Earl R. Jackson, Pittsburgh, Joseph Bonidy, New Kensington, for appellant.
L. Alexander Sculco, District Atty., New Kensington, Joseph M. Loughran, Asst. Dist., Atty., Greensburg, for appellee.
Before Rhodes P. J., and Hirt, Reno, Dithrich, Ross, and Arnold, JJ.
[ 169 Pa. Super. Page 328]
Harry W. Truitt, Jr., John F. Allen, Lester Peay, and Charles B. Tarpley were indicted at No. 194, August Term, 1950, in the Court of Quarter Sessions of Westmoreland County, having been charged with (1) obstructing an officer in attempting to make an arrest, and (2) assaulting and beating an officer. On this bill of indictment the jury found all of the defendants guilty, and each, except Tarpley whose sentence was deferred because of illness, was sentenced to one year in the Allegheny County Workhouse. At No. 215, May term, 1950, in the Court of Quarter Sessions of Westmoreland County, the same four defendants were charged with (1) assault and battery, and (2) aggravated assault and battery upon the person of John Bordonaro, who was Captain of Police in the City of New Kensington, Westmoreland County. They were found guilty by the jury as indicted, and each, except Tarpley, was sentenced to the Allegheny County Workhouse for three years. At No. 216, May Term, 1950, in the Court of Quarter Sessions of Westmoreland County, Robert T. Smith and Charles Tarpley were indicted for affray; they were found guilty by the jury's verdict; and Smith alone was sentenced on this conviction

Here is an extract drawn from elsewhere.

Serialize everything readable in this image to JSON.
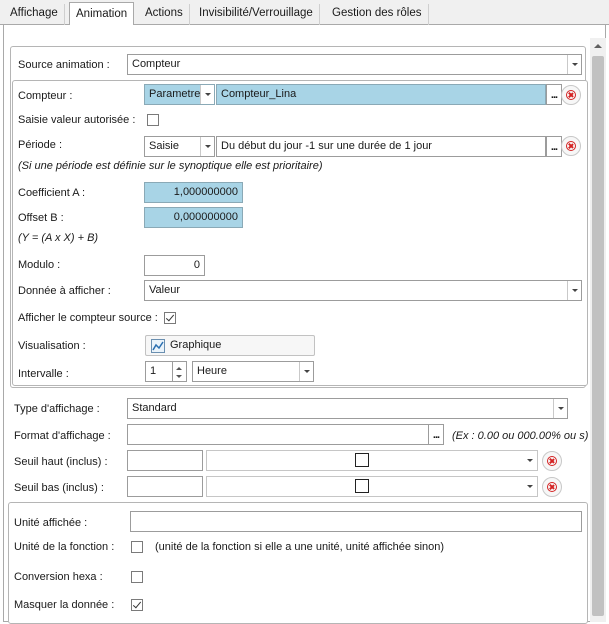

[ 169 Pa. Super. Page 329]
for a term of not less than one and one-half years and not more than three years in the Western State Penitentiary.
The present appeals to this Court are by Truitt, Allen, Peay, and Smith. The cases grew out of the same factual situation, and the charges were tried before the same jury. The appeals will be disposed of in one opinion.
Appellants do not question the sufficiency of the evidence to sustain the verdicts. Their points relate to the refusal of a new trial, and the questions presented are based on (1) the admission of allegedly prejudicial evidence concerning communistic connections and activities of Truitt and Smith; (2) the failure of the trial judge to charge on Truitt's constitutional right of immunity from search and seizure by an officer attempting to make an arrest without a warrant in Truitt's home; (3) the refusal of the motion of counsel for appellants to withdraw a juror when it was shown during the trial that a woman juror had been driven home the preceding day by the alderman before whom the preliminary hearing was held.
A review of the evidence produced at the trial is essential to an understanding of the issues. The Ellay Company of New York City, a wholesale clothing concern, had a number of retail outlets or stores under the name of Eagle Clothing Company, a separate corporation. An Eagle Clothing Company store was located in New Kensington, Westmoreland County. Employes of Ellay Company in New York, represented by Local 65 of the Wholesale and Warehouse Workers Union, had been on strike for some time prior to March 18, 1950. To more effectively conduct the strike, Local 65 in New York City hired persons to picket the various retail outlets of Ellay Company. Smith, although not a member of Local 65, was sent from New York City to New Kensington, where he, as the leader, hired Peay and
[ 169 Pa. Super. Page 330]
Tarpley from Pittsburgh, together with other made and female pickets. The pickets were maintained by Local 65 at a Pittsburgh hotel and transported daily to New Kensington to walk back and forth in front of the Eagle Clothing Company store. Picketing had been in progress for many days prior to March 18, 1950. The pickets were not employes of the Eagle Clothing Company store in New Kensington or of Ellay Company in New York; they were not members of, but merely hired by, Local 65. There was no labor trouble or strike in the New Kensington store, and the employes were not members of or affiliated with Local 65.
Truitt operated a dental technician's office on the second floor of 937 Fourth Avenue, New Kensington, and resided with his wife and family in an apartment on the third floor. An official of Local 65 in New York City had directed Smith to contact Truitt in New Kensington. The pickets, including all the defendants, used Truitt's office and apartment for their personal convenience.
About 8:30 p. m. on March 18, 1950, a customer of the Eagle Clothing Company, one John Fee, was attacked and beaten by Smith and other pickets as he was leaving the store after having made a purchase. It was testified that Allen, Peay, and Tarpley were involved. Fee's friends came to his rescue, and a general fight and disturbance ensued with many people engaged. The prosecutor, Captain Bordonaro, who had been called to the scene of the disturbance, saw Smith break away from the group and run. Bordonaro went after Smith who ran into the rear entrance of the building in which Truitt's office and apartment were located. Bordonaro returned to the scene to procure the assistance of another officer. Thereafter he ...